All public architecture… has significance beyond its mere utility.
Near the middle of the 12th century, a new philosophy in France challenged the Romanesque precedent of self-denial and austerity. Under the banner of Abbot Suger’s lux nova (God is light) dogma and with the cathedral as a sort of political battle cry, the Gothic style became an intellectual and innovative charge. The impetus was religious and national, and vouched for the new found allegiance of church and state; therefore, the marvel and beauty of the facades of these cathedrals advertised the prosperity and ascendancy, the sickle and the scepter, of the city. These large basilica churches built during the 11th-14th centuries present more than functional solutions to township or religious needs. They are symbols in stone.
“Giving thanks to the Father, who has qualified you for a share of the allotted portion of the saints in the light; who delivered us out of the authority of darkness and transferred us into the kingdom of the Son of His love.”
Your portion as a Christian is “in the light.”
Gothic architecture may have been founded on similar theological notions, but the religious, creative mind of the day, in its attempt to materialize this truth in concrete terms, stripped it of its full import. Beautiful stained glass windows diffracted light into a kaleidoscopic metaphor of God and a whole new genre of religious art flourished. Medieval man’s experience of this ‘lux nova’ was confined to basking in the colorful glow of physical light. The resultant concept was that man could rise to the contemplation of the divine only through the senses- a physical experience of an immaterial abstraction.
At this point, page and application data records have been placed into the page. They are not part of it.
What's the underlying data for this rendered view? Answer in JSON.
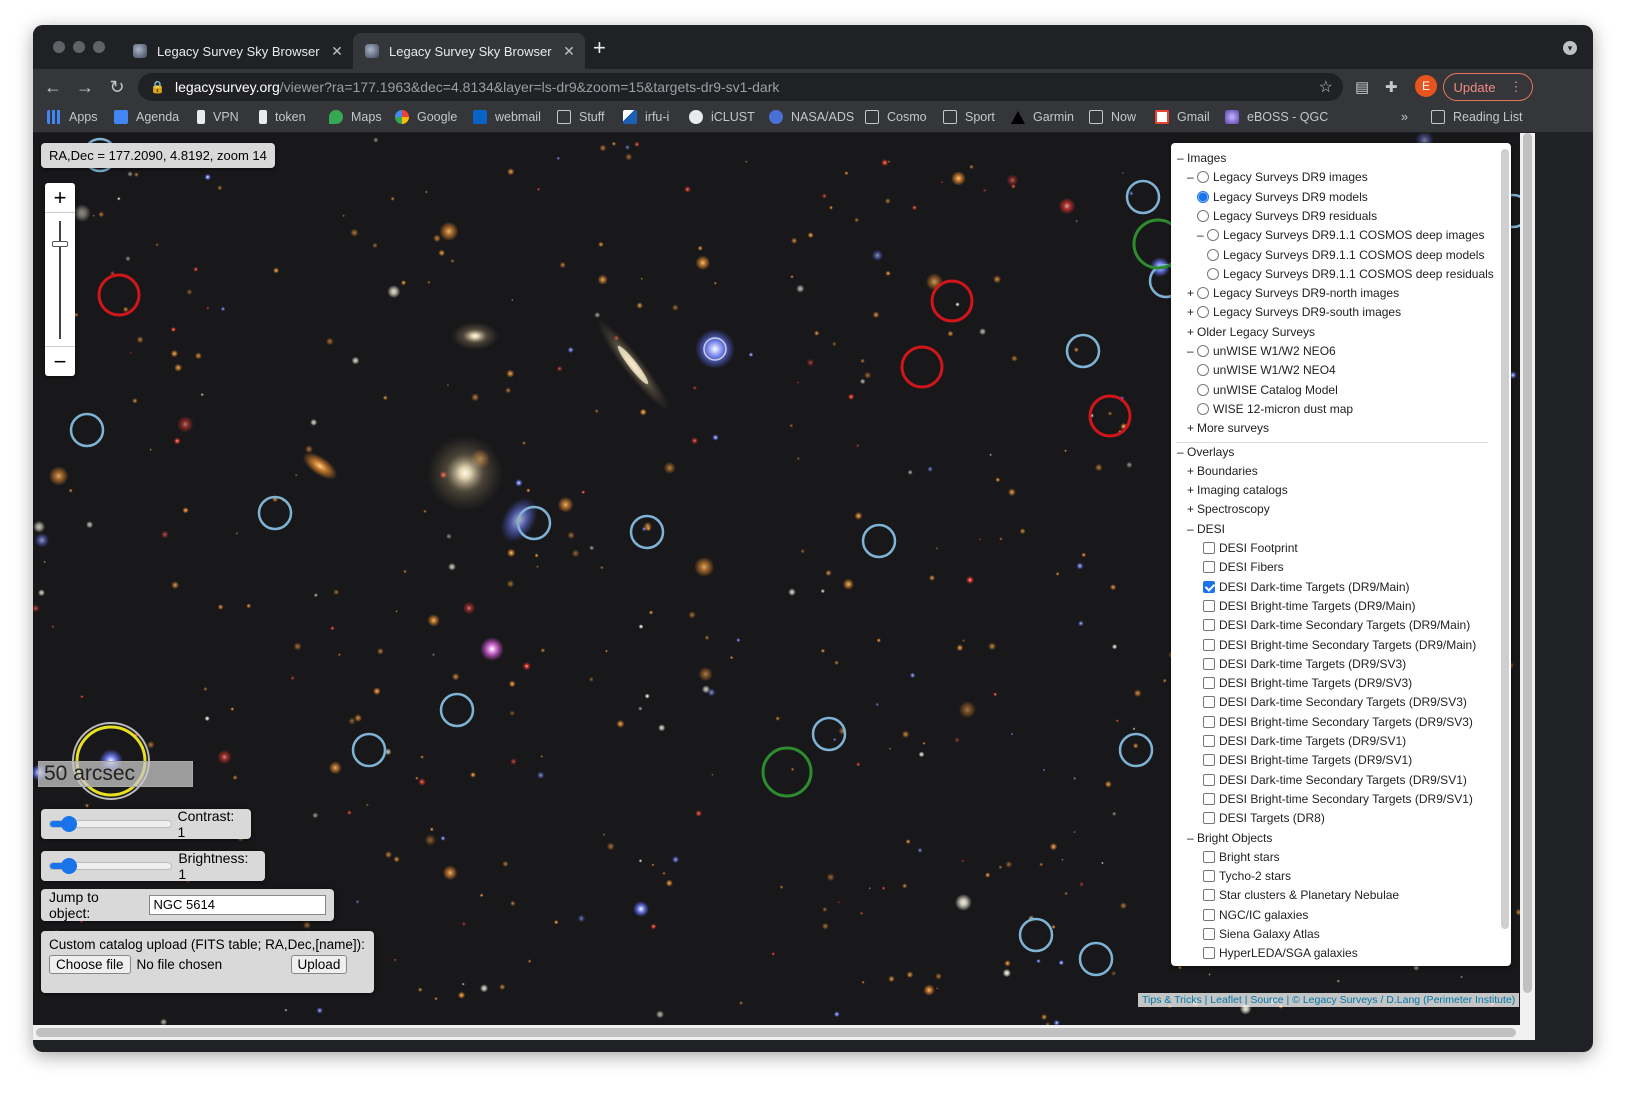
{
  "browser": {
    "tabs": [
      {
        "title": "Legacy Survey Sky Browser",
        "active": false
      },
      {
        "title": "Legacy Survey Sky Browser",
        "active": true
      }
    ],
    "url_host": "legacysurvey.org",
    "url_path": "/viewer?ra=177.1963&dec=4.8134&layer=ls-dr9&zoom=15&targets-dr9-sv1-dark",
    "profile_initial": "E",
    "update_label": "Update",
    "bookmarks": [
      "Apps",
      "Agenda",
      "VPN",
      "token",
      "Maps",
      "Google",
      "webmail",
      "Stuff",
      "irfu-i",
      "iCLUST",
      "NASA/ADS",
      "Cosmo",
      "Sport",
      "Garmin",
      "Now",
      "Gmail",
      "eBOSS - QGC"
    ],
    "more_bookmarks": "»",
    "reading_list": "Reading List"
  },
  "viewer": {
    "coords_text": "RA,Dec = 177.2090, 4.8192, zoom 14",
    "zoom_in": "+",
    "zoom_out": "−",
    "scale_label": "50 arcsec",
    "contrast_label": "Contrast: 1",
    "contrast_value": 0.15,
    "brightness_label": "Brightness: 1",
    "brightness_value": 0.15,
    "jump_label": "Jump to object:",
    "jump_value": "NGC 5614",
    "upload_label": "Custom catalog upload (FITS table; RA,Dec,[name]):",
    "choose_file": "Choose file",
    "no_file": "No file chosen",
    "upload_button": "Upload",
    "attribution": "Tips & Tricks | Leaflet | Source | © Legacy Surveys / D.Lang (Perimeter Institute)"
  },
  "layers": {
    "images_header": "– Images",
    "images": [
      {
        "prefix": "–",
        "label": "Legacy Surveys DR9 images",
        "type": "radio",
        "checked": false,
        "indent": 1
      },
      {
        "prefix": "",
        "label": "Legacy Surveys DR9 models",
        "type": "radio",
        "checked": true,
        "indent": 1
      },
      {
        "prefix": "",
        "label": "Legacy Surveys DR9 residuals",
        "type": "radio",
        "checked": false,
        "indent": 1
      },
      {
        "prefix": "–",
        "label": "Legacy Surveys DR9.1.1 COSMOS deep images",
        "type": "radio",
        "checked": false,
        "indent": 2
      },
      {
        "prefix": "",
        "label": "Legacy Surveys DR9.1.1 COSMOS deep models",
        "type": "radio",
        "checked": false,
        "indent": 2
      },
      {
        "prefix": "",
        "label": "Legacy Surveys DR9.1.1 COSMOS deep residuals",
        "type": "radio",
        "checked": false,
        "indent": 2
      },
      {
        "prefix": "+",
        "label": "Legacy Surveys DR9-north images",
        "type": "radio",
        "checked": false,
        "indent": 1
      },
      {
        "prefix": "+",
        "label": "Legacy Surveys DR9-south images",
        "type": "radio",
        "checked": false,
        "indent": 1
      },
      {
        "prefix": "+",
        "label": "Older Legacy Surveys",
        "type": "none",
        "checked": false,
        "indent": 1
      },
      {
        "prefix": "–",
        "label": "unWISE W1/W2 NEO6",
        "type": "radio",
        "checked": false,
        "indent": 1
      },
      {
        "prefix": "",
        "label": "unWISE W1/W2 NEO4",
        "type": "radio",
        "checked": false,
        "indent": 1
      },
      {
        "prefix": "",
        "label": "unWISE Catalog Model",
        "type": "radio",
        "checked": false,
        "indent": 1
      },
      {
        "prefix": "",
        "label": "WISE 12-micron dust map",
        "type": "radio",
        "checked": false,
        "indent": 1
      },
      {
        "prefix": "+",
        "label": "More surveys",
        "type": "none",
        "checked": false,
        "indent": 1
      }
    ],
    "overlays_header": "– Overlays",
    "overlays": [
      {
        "prefix": "+",
        "label": "Boundaries",
        "type": "none",
        "checked": false
      },
      {
        "prefix": "+",
        "label": "Imaging catalogs",
        "type": "none",
        "checked": false
      },
      {
        "prefix": "+",
        "label": "Spectroscopy",
        "type": "none",
        "checked": false
      },
      {
        "prefix": "–",
        "label": "DESI",
        "type": "none",
        "checked": false
      },
      {
        "prefix": "",
        "label": "DESI Footprint",
        "type": "check",
        "checked": false
      },
      {
        "prefix": "",
        "label": "DESI Fibers",
        "type": "check",
        "checked": false
      },
      {
        "prefix": "",
        "label": "DESI Dark-time Targets (DR9/Main)",
        "type": "check",
        "checked": true
      },
      {
        "prefix": "",
        "label": "DESI Bright-time Targets (DR9/Main)",
        "type": "check",
        "checked": false
      },
      {
        "prefix": "",
        "label": "DESI Dark-time Secondary Targets (DR9/Main)",
        "type": "check",
        "checked": false
      },
      {
        "prefix": "",
        "label": "DESI Bright-time Secondary Targets (DR9/Main)",
        "type": "check",
        "checked": false
      },
      {
        "prefix": "",
        "label": "DESI Dark-time Targets (DR9/SV3)",
        "type": "check",
        "checked": false
      },
      {
        "prefix": "",
        "label": "DESI Bright-time Targets (DR9/SV3)",
        "type": "check",
        "checked": false
      },
      {
        "prefix": "",
        "label": "DESI Dark-time Secondary Targets (DR9/SV3)",
        "type": "check",
        "checked": false
      },
      {
        "prefix": "",
        "label": "DESI Bright-time Secondary Targets (DR9/SV3)",
        "type": "check",
        "checked": false
      },
      {
        "prefix": "",
        "label": "DESI Dark-time Targets (DR9/SV1)",
        "type": "check",
        "checked": false
      },
      {
        "prefix": "",
        "label": "DESI Bright-time Targets (DR9/SV1)",
        "type": "check",
        "checked": false
      },
      {
        "prefix": "",
        "label": "DESI Dark-time Secondary Targets (DR9/SV1)",
        "type": "check",
        "checked": false
      },
      {
        "prefix": "",
        "label": "DESI Bright-time Secondary Targets (DR9/SV1)",
        "type": "check",
        "checked": false
      },
      {
        "prefix": "",
        "label": "DESI Targets (DR8)",
        "type": "check",
        "checked": false
      },
      {
        "prefix": "–",
        "label": "Bright Objects",
        "type": "none",
        "checked": false
      },
      {
        "prefix": "",
        "label": "Bright stars",
        "type": "check",
        "checked": false
      },
      {
        "prefix": "",
        "label": "Tycho-2 stars",
        "type": "check",
        "checked": false
      },
      {
        "prefix": "",
        "label": "Star clusters & Planetary Nebulae",
        "type": "check",
        "checked": false
      },
      {
        "prefix": "",
        "label": "NGC/IC galaxies",
        "type": "check",
        "checked": false
      },
      {
        "prefix": "",
        "label": "Siena Galaxy Atlas",
        "type": "check",
        "checked": false
      },
      {
        "prefix": "",
        "label": "HyperLEDA/SGA galaxies",
        "type": "check",
        "checked": false
      }
    ]
  },
  "colors": {
    "target_blue": "#7fb3d5",
    "target_red": "#d0161b",
    "target_green": "#2e8b2e",
    "target_yellow": "#e8e020",
    "accent": "#1a73e8"
  }
}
The far reaching ripples of this objective or physical experience of God lap upon the shores of modern Christianity.